AIM OF THE TASK:
Show every line of the material that follows in which the word "addressbook" occurs.

━━━━

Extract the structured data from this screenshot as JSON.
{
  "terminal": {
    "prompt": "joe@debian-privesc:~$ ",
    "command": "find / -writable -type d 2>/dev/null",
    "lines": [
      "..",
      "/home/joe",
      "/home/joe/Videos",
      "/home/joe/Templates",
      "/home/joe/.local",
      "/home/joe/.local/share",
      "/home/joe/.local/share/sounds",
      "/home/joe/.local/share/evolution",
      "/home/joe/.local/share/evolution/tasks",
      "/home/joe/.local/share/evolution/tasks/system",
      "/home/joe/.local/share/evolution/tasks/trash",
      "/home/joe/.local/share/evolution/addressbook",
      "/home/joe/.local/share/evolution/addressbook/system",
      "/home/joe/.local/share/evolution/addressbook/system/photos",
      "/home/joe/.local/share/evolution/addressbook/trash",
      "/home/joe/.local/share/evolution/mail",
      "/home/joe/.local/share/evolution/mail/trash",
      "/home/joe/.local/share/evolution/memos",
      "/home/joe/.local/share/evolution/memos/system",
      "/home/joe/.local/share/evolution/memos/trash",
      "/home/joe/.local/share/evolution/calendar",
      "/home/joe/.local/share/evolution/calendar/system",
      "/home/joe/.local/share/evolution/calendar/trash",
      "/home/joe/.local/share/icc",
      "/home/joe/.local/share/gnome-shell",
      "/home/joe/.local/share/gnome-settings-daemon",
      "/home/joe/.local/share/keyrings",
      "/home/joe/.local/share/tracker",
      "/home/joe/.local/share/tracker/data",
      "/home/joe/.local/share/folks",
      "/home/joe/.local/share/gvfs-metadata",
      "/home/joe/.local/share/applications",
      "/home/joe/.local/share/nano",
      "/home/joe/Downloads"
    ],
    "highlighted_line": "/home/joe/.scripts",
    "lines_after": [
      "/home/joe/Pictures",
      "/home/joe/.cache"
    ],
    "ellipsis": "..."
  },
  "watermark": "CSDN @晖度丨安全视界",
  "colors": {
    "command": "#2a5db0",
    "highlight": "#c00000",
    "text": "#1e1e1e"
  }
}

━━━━

SOLUTION TO THE PROBLEM:
      "/home/joe/.local/share/evolution/addressbook",
      "/home/joe/.local/share/evolution/addressbook/system",
      "/home/joe/.local/share/evolution/addressbook/system/photos",
      "/home/joe/.local/share/evolution/addressbook/trash",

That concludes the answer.